The Museum of Modern Art’s forthcoming Donald Judd retrospective is a major event, not least because it is the first sweeping show of its kind in America since 1988. And with anticipation mounting for an exhibition opening in March, other major New York institutions are revealing plans to host Judd-related shows and presentations during the MoMA retrospective’s run.
This spring, special shows to honor the Minimalist sculptor’s career can be seen at David Zwirner gallery, Dia:Beacon, Gagosian, Salon 94, and, naturally, the Judd Foundation (where the artist lived in a multi-story loft space that has since been preserved as a museum).
Asked why the galleries of MoMA could not suffice on their own, Flavin Judd, the artist’s son, told ARTnews, “They’re not big enough.”

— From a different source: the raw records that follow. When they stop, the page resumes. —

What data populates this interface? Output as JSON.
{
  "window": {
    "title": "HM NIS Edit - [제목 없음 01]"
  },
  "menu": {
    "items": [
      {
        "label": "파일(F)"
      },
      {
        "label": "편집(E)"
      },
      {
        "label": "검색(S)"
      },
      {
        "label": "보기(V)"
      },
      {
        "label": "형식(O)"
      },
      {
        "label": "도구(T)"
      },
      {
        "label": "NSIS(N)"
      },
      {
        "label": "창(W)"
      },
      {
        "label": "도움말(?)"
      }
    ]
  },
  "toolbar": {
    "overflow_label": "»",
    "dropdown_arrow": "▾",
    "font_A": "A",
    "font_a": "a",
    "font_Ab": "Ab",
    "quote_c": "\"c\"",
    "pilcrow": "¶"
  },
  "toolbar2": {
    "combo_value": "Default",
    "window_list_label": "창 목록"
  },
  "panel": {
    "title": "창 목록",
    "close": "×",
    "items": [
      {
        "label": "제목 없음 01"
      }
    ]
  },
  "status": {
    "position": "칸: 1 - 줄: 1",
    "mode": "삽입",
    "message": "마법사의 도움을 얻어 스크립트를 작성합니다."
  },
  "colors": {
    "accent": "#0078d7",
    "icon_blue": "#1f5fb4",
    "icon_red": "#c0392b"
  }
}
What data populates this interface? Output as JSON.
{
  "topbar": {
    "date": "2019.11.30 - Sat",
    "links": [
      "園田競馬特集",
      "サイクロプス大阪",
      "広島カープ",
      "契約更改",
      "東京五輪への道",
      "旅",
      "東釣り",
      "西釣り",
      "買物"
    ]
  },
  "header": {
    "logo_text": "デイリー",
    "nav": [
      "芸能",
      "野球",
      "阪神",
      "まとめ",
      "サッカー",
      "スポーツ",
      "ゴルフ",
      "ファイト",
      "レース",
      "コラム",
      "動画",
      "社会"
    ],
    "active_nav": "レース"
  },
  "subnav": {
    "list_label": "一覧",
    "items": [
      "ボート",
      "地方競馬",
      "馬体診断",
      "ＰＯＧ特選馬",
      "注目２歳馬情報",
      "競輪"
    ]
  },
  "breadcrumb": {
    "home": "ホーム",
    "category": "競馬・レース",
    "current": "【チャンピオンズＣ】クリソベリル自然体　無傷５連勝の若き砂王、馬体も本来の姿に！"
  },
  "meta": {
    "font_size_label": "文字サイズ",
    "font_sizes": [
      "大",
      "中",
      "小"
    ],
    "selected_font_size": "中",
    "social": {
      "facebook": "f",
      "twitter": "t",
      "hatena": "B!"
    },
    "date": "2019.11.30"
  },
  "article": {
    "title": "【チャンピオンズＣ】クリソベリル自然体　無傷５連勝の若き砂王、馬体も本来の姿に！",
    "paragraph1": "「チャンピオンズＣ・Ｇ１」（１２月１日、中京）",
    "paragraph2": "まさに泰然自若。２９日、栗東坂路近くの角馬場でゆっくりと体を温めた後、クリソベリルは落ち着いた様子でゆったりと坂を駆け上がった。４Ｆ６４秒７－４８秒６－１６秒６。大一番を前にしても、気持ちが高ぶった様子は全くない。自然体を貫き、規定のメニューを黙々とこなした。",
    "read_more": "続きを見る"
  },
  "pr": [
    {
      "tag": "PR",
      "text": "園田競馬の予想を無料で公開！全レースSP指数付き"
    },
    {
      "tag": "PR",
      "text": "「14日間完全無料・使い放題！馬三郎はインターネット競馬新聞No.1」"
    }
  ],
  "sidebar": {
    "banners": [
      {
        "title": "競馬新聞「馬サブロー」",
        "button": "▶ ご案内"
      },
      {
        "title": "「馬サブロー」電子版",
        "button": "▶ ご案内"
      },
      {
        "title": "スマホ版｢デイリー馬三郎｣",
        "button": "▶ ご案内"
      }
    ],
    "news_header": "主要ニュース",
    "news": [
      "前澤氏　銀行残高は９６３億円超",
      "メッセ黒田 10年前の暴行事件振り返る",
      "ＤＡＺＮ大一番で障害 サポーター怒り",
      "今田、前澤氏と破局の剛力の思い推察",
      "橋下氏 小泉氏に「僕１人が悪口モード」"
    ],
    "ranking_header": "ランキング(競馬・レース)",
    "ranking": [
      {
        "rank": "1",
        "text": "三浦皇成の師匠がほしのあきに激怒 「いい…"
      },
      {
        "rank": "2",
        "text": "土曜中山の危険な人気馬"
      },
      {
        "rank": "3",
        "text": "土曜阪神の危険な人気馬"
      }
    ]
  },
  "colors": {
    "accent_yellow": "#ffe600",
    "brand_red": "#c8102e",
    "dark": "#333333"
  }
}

The most momentous presentations will take place at Gagosian and David Zwirner, the latter of which represents the artist known best for his stark sculptures that elegantly bridged the gap between painterly and sculptural forms during the 1960s. At its space on West 19th Street in Chelsea, David Zwirner will stage a survey of Judd works (curated by Flavin Judd) that the artist produced between 1970 and 1994. Among the works to be on view from April 18 to June 26 is a galvanized wall piece that was last seen in New York at the last major Judd retrospective in the city, at the Whitney Museum in 1988.
Two blocks north, starting on March 12, Gagosian will show at its location on 21st Street the largest plywood work Judd ever produced: an untitled 80-foot-long sculpture dating from 1980. “It’s almost like a Bach fugue,” Flavin Judd said of a work that hasn’t been shown in America since 1981. “It’s more complex than his other plywood pieces. It’s really good to get an example of Don’s radicality at the time, and it’s a good way of seeing how he’s engaging with space.”
Beyond those gallery shows, Salon 94 Design will offer a presentation of Judd’s furniture pieces at the TEFAF art fair in May, and Dia:Beacon, a museum in Upstate New York, will put two untitled works on view for an extended period of time.
The festivities also extend to the Judd Foundation in SoHo, which will mount a show of Judd’s woodcut prints on its ground floor beginning March 1. With the anticipation of larger crowds curious to see the artist’s home, the Judd Foundation is offering tours on Sundays for the first time starting in March. (Previously they’ve been available only on Tuesdays through Saturdays. Self-guided viewing periods will now be available on Saturdays.) “We’re trying to gear up,” Flavin Judd said. “But we’ll be around for a long time, so hopefully they don’t all come at once.”